There is little information about Visayan warty pigs in the wild. They live in social groups which are called sounders. An adult male with females and their young comprise a typical group. Family groups typically have three to six members, though they may have up to a dozen. Males may live on their own or in bachelor groups. This species lives a highly social life, usually foraging in family groups, communicating constantly with squeaks, grunts and chirrups. They are not territorial and have overlapping home ranges, sharing feeding, resting watering and wallowing areas. Their activity is nocturnal or crepuscular; they rest in hollows during the day.
Visayan warty pigs are omnivores but they mostly eat a wide variety of forest food: fruits, roots and tubers, and will sometimes plunder cultivated cereal and vegetable crops.
Little is known about the mating system in Visayans as there have been no detailed studies of their biology. It was only recently established as a separate species. After about 118 days of gestation, females exhibit nesting behavior. Their litters are usually two to four in number, the piglets being born in the dry season - January to March. A female can bear young every eight to twelve months. They carefully protect their piglets, which start eating solids at a week old and are weaned at about six months old. Juveniles gradually lose their stripes and after a year have adult coloration. Females are sexually mature when two or three years old, however, in captivity females can conceive as early as twelve months. Males are sexually mature at two years old.
The Visayan warty pig is extinct on 3 of the 6 main islands where it lived, and is in danger of disappearing from the fourth. Deforestation has been widespread, and so habitat loss is one of the major causes of the sharp decline in numbers, along with hunting. Interbreeding with domestic pigs is a further threat. They are also killed by local farmers, who seem them as pests; they are hunted extensively for local consumption, caught in wire snares and pitfall traps, and sometimes killed by explosive baiting devices that are buried in the ground, and are excavated when rooting.
No estimate of population size is available for this species. According to the Chester Zoo resource, 200 pigs only are thought to survive in the Philippines in their native habitat.

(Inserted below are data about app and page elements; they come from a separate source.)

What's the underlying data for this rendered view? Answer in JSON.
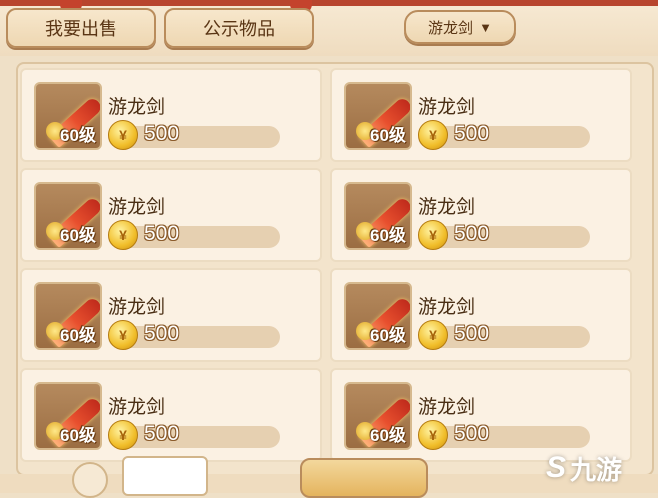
{
  "header": {
    "sell_label": "我要出售",
    "public_label": "公示物品",
    "filter_label": "游龙剑",
    "filter_arrow": "▼"
  },
  "items": [
    {
      "name": "游龙剑",
      "level": "60级",
      "price": "500",
      "icon": "sword-icon"
    },
    {
      "name": "游龙剑",
      "level": "60级",
      "price": "500",
      "icon": "sword-icon"
    },
    {
      "name": "游龙剑",
      "level": "60级",
      "price": "500",
      "icon": "sword-icon"
    },
    {
      "name": "游龙剑",
      "level": "60级",
      "price": "500",
      "icon": "sword-icon"
    },
    {
      "name": "游龙剑",
      "level": "60级",
      "price": "500",
      "icon": "sword-icon"
    },
    {
      "name": "游龙剑",
      "level": "60级",
      "price": "500",
      "icon": "sword-icon"
    },
    {
      "name": "游龙剑",
      "level": "60级",
      "price": "500",
      "icon": "sword-icon"
    },
    {
      "name": "游龙剑",
      "level": "60级",
      "price": "500",
      "icon": "sword-icon"
    }
  ],
  "currency_icon": "gold-coin-icon",
  "watermark": {
    "symbol": "S",
    "text": "九游"
  }
}
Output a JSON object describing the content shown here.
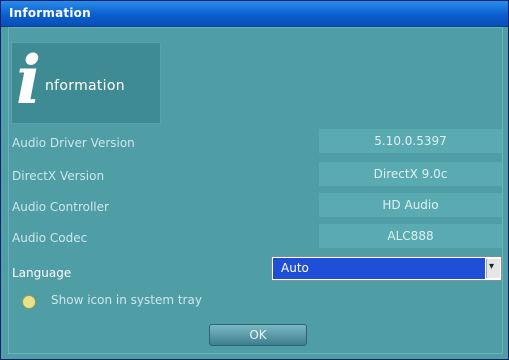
{
  "window": {
    "title": "Information"
  },
  "logo": {
    "big_letter": "i",
    "word": "nformation"
  },
  "rows": [
    {
      "label": "Audio Driver Version",
      "value": "5.10.0.5397"
    },
    {
      "label": "DirectX Version",
      "value": "DirectX 9.0c"
    },
    {
      "label": "Audio Controller",
      "value": "HD Audio"
    },
    {
      "label": "Audio Codec",
      "value": "ALC888"
    }
  ],
  "language": {
    "label": "Language",
    "selected": "Auto",
    "dropdown_icon": "chevron-down-icon"
  },
  "option": {
    "label": "Show icon in system tray"
  },
  "ok_button": {
    "label": "OK"
  },
  "colors": {
    "background": "#4f9ea6",
    "titlebar": "#0a5fd0",
    "select_highlight": "#1f4fd6"
  }
}
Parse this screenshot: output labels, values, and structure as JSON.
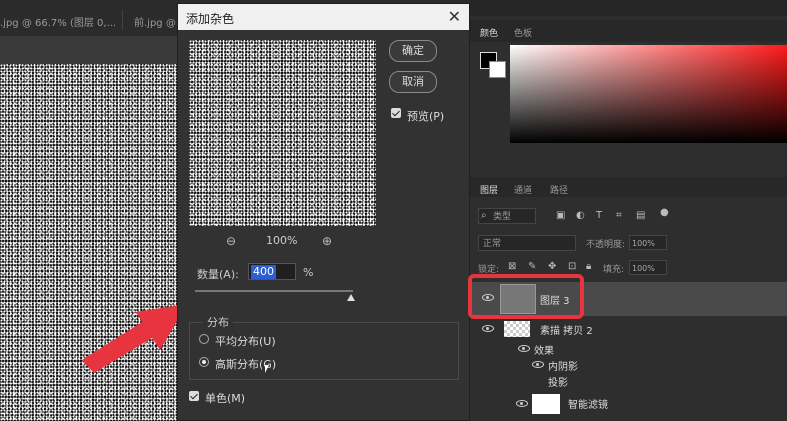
{
  "document_tabs": [
    {
      "label": ".jpg @ 66.7% (图层 0,..."
    },
    {
      "label": "前.jpg @ 66."
    }
  ],
  "dialog": {
    "title": "添加杂色",
    "ok_label": "确定",
    "cancel_label": "取消",
    "preview_label": "预览(P)",
    "zoom_level": "100%",
    "amount_label": "数量(A):",
    "amount_value": "400",
    "amount_unit": "%",
    "amount_slider_fraction": 0.95,
    "distribution_label": "分布",
    "uniform_label": "平均分布(U)",
    "gaussian_label": "高斯分布(G)",
    "selected_distribution": "gaussian",
    "monochrome_label": "单色(M)",
    "monochrome_checked": true,
    "preview_checked": true
  },
  "color_panel": {
    "tabs": [
      "颜色",
      "色板"
    ],
    "foreground": "#000000",
    "background": "#ffffff",
    "hue_color": "#ff1a1a"
  },
  "layers_panel": {
    "tabs": [
      "图层",
      "通道",
      "路径"
    ],
    "filter_label": "类型",
    "blend_mode": "正常",
    "opacity_label": "不透明度:",
    "opacity_value": "100%",
    "lock_label": "锁定:",
    "fill_label": "填充:",
    "fill_value": "100%",
    "layers": [
      {
        "name": "图层 3",
        "selected": true
      },
      {
        "name": "素描 拷贝 2"
      },
      {
        "name": "效果"
      },
      {
        "name": "内阴影"
      },
      {
        "name": "投影"
      },
      {
        "name": "智能滤镜"
      }
    ]
  },
  "colors": {
    "highlight": "#e8343f"
  }
}
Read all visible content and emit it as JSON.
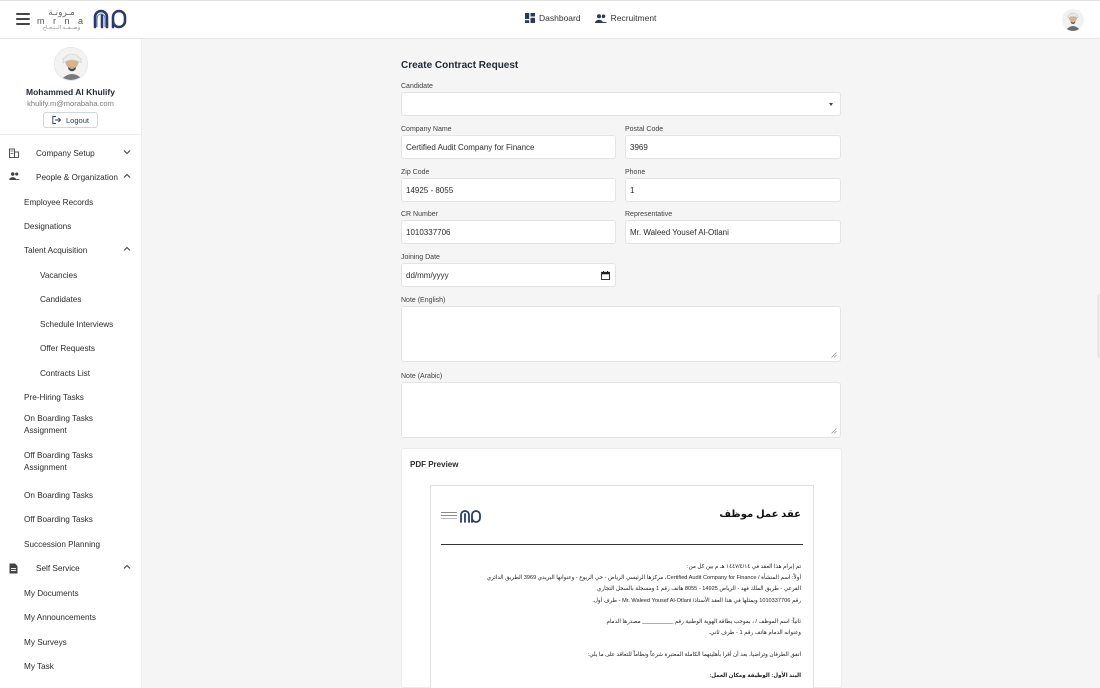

Currently this species is classified as Critically Endangered (CR) on the IUCN Red List and its numbers continue to decrease.
Visayan warty pigs appear to play a major role in dispersing the seeds of some species of plants.